Top of Extracted data

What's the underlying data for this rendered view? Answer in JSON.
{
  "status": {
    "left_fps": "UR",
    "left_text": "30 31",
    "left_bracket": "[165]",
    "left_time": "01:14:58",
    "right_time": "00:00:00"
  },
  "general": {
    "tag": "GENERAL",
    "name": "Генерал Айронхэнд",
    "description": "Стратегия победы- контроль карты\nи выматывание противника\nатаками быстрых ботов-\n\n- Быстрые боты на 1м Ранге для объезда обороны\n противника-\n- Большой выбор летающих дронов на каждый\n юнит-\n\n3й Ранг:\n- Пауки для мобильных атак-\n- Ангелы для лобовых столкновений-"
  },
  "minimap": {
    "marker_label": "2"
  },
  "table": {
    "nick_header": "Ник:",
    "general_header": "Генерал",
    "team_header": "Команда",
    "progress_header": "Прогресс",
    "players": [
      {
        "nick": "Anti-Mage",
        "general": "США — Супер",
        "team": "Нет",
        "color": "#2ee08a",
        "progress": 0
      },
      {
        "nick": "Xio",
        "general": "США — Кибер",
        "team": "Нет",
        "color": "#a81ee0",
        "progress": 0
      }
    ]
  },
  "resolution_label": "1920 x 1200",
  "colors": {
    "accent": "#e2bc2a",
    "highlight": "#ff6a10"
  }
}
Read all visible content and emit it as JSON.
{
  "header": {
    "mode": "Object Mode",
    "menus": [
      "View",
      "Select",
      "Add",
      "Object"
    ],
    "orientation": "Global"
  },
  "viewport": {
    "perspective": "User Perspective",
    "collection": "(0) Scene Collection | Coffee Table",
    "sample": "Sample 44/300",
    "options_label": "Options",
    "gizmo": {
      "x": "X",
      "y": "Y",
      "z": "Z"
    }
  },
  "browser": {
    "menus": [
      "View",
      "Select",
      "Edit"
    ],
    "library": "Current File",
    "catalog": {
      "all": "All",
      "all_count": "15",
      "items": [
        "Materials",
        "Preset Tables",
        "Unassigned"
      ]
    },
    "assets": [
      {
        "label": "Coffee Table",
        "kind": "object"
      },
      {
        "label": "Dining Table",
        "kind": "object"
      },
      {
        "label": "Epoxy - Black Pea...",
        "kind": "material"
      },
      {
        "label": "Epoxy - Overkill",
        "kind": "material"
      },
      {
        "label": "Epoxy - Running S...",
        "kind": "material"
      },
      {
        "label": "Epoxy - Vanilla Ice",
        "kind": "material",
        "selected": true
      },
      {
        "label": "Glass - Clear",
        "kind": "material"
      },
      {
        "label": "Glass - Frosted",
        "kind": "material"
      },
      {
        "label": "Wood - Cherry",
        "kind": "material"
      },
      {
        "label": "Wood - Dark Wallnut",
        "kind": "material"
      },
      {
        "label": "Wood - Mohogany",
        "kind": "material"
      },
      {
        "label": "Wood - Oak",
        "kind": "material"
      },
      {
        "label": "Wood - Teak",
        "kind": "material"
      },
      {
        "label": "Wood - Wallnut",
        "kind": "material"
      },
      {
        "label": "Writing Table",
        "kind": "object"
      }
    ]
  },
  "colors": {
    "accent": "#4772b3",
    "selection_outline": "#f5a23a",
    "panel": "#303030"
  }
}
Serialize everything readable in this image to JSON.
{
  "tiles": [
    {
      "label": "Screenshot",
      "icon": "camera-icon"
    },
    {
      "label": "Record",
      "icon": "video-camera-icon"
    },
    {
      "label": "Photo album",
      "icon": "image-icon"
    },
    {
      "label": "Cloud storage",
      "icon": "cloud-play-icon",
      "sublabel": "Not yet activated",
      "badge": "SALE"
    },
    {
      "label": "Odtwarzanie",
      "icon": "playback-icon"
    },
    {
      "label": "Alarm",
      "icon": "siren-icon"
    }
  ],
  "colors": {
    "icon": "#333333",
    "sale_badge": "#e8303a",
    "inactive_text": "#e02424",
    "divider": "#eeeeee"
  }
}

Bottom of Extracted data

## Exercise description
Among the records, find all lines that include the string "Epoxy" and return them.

## Result below
        "label": "Epoxy - Black Pea...",
        "label": "Epoxy - Overkill",
        "label": "Epoxy - Running S...",
        "label": "Epoxy - Vanilla Ice",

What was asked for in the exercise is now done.